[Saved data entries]
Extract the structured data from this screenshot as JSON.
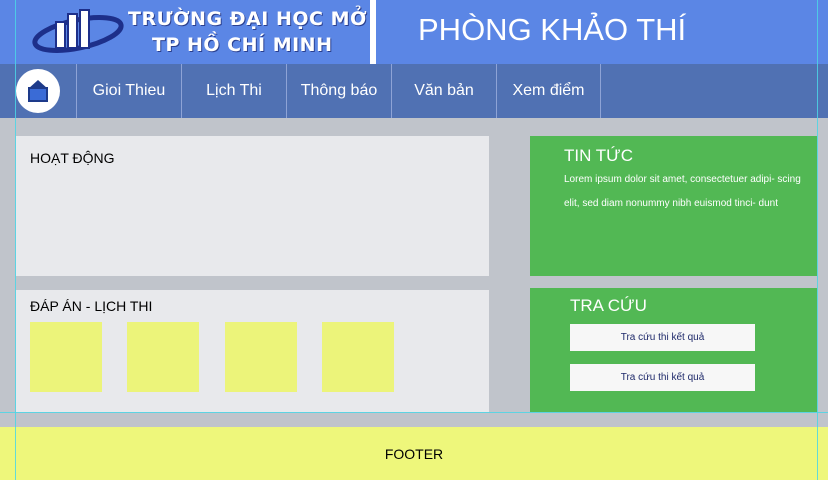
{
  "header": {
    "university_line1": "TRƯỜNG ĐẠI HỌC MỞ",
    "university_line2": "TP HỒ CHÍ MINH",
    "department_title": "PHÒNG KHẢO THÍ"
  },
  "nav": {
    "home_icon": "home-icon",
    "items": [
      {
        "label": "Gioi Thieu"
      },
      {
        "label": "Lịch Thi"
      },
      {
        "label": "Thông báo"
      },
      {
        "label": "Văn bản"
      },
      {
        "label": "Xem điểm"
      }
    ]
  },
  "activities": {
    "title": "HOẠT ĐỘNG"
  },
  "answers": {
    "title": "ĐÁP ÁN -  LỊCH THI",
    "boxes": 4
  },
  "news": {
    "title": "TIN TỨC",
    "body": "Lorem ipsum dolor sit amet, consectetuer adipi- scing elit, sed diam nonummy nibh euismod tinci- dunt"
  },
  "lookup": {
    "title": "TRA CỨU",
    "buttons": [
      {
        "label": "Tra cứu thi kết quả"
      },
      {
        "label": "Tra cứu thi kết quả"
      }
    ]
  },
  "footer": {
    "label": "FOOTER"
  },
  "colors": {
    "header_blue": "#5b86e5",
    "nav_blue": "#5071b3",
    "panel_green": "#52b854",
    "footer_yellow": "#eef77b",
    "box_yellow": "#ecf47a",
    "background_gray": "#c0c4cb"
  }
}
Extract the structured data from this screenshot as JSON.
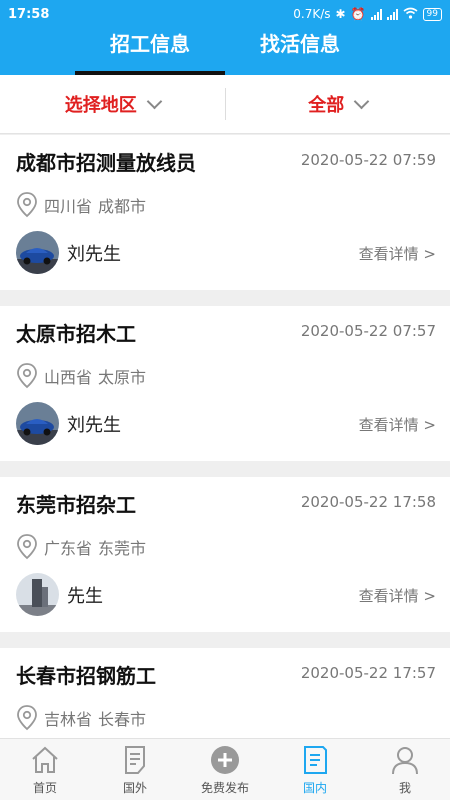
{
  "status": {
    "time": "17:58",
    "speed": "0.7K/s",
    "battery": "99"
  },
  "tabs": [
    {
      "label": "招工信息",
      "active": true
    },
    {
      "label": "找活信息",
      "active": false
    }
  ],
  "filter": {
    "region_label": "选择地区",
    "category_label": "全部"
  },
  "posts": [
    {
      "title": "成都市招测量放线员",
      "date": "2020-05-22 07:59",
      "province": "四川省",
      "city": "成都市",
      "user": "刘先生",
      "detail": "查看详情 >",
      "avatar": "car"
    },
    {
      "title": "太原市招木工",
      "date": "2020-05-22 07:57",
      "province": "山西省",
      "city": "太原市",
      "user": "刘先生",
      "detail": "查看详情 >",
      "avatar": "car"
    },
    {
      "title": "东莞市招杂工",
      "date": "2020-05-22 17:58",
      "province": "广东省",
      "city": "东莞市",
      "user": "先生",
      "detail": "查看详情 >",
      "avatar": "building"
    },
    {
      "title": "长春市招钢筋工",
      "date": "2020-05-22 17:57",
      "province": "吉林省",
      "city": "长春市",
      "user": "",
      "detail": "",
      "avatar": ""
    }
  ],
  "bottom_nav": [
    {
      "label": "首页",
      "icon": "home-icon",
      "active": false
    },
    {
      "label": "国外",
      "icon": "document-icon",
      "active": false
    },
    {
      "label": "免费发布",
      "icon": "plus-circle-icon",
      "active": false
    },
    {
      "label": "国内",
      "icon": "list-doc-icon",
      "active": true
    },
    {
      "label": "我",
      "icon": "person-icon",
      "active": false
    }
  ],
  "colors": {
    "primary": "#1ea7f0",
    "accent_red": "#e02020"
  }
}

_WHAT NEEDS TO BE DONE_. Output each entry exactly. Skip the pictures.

_EXERCISE RESPONSE_.
Extract the structured data from this screenshot as JSON.
{
  "header": {
    "university_line1": "TRƯỜNG ĐẠI HỌC MỞ",
    "university_line2": "TP HỒ CHÍ MINH",
    "department_title": "PHÒNG KHẢO THÍ"
  },
  "nav": {
    "home_icon": "home-icon",
    "items": [
      {
        "label": "Gioi Thieu"
      },
      {
        "label": "Lịch Thi"
      },
      {
        "label": "Thông báo"
      },
      {
        "label": "Văn bản"
      },
      {
        "label": "Xem điểm"
      }
    ]
  },
  "activities": {
    "title": "HOẠT ĐỘNG"
  },
  "answers": {
    "title": "ĐÁP ÁN -  LỊCH THI",
    "boxes": 4
  },
  "news": {
    "title": "TIN TỨC",
    "body": "Lorem ipsum dolor sit amet, consectetuer adipi- scing elit, sed diam nonummy nibh euismod tinci- dunt"
  },
  "lookup": {
    "title": "TRA CỨU",
    "buttons": [
      {
        "label": "Tra cứu thi kết quả"
      },
      {
        "label": "Tra cứu thi kết quả"
      }
    ]
  },
  "footer": {
    "label": "FOOTER"
  },
  "colors": {
    "header_blue": "#5b86e5",
    "nav_blue": "#5071b3",
    "panel_green": "#52b854",
    "footer_yellow": "#eef77b",
    "box_yellow": "#ecf47a",
    "background_gray": "#c0c4cb"
  }
}
Extract the structured data from this screenshot as JSON.
{
  "status": {
    "time": "17:58",
    "speed": "0.7K/s",
    "battery": "99"
  },
  "tabs": [
    {
      "label": "招工信息",
      "active": true
    },
    {
      "label": "找活信息",
      "active": false
    }
  ],
  "filter": {
    "region_label": "选择地区",
    "category_label": "全部"
  },
  "posts": [
    {
      "title": "成都市招测量放线员",
      "date": "2020-05-22 07:59",
      "province": "四川省",
      "city": "成都市",
      "user": "刘先生",
      "detail": "查看详情 >",
      "avatar": "car"
    },
    {
      "title": "太原市招木工",
      "date": "2020-05-22 07:57",
      "province": "山西省",
      "city": "太原市",
      "user": "刘先生",
      "detail": "查看详情 >",
      "avatar": "car"
    },
    {
      "title": "东莞市招杂工",
      "date": "2020-05-22 17:58",
      "province": "广东省",
      "city": "东莞市",
      "user": "先生",
      "detail": "查看详情 >",
      "avatar": "building"
    },
    {
      "title": "长春市招钢筋工",
      "date": "2020-05-22 17:57",
      "province": "吉林省",
      "city": "长春市",
      "user": "",
      "detail": "",
      "avatar": ""
    }
  ],
  "bottom_nav": [
    {
      "label": "首页",
      "icon": "home-icon",
      "active": false
    },
    {
      "label": "国外",
      "icon": "document-icon",
      "active": false
    },
    {
      "label": "免费发布",
      "icon": "plus-circle-icon",
      "active": false
    },
    {
      "label": "国内",
      "icon": "list-doc-icon",
      "active": true
    },
    {
      "label": "我",
      "icon": "person-icon",
      "active": false
    }
  ],
  "colors": {
    "primary": "#1ea7f0",
    "accent_red": "#e02020"
  }
}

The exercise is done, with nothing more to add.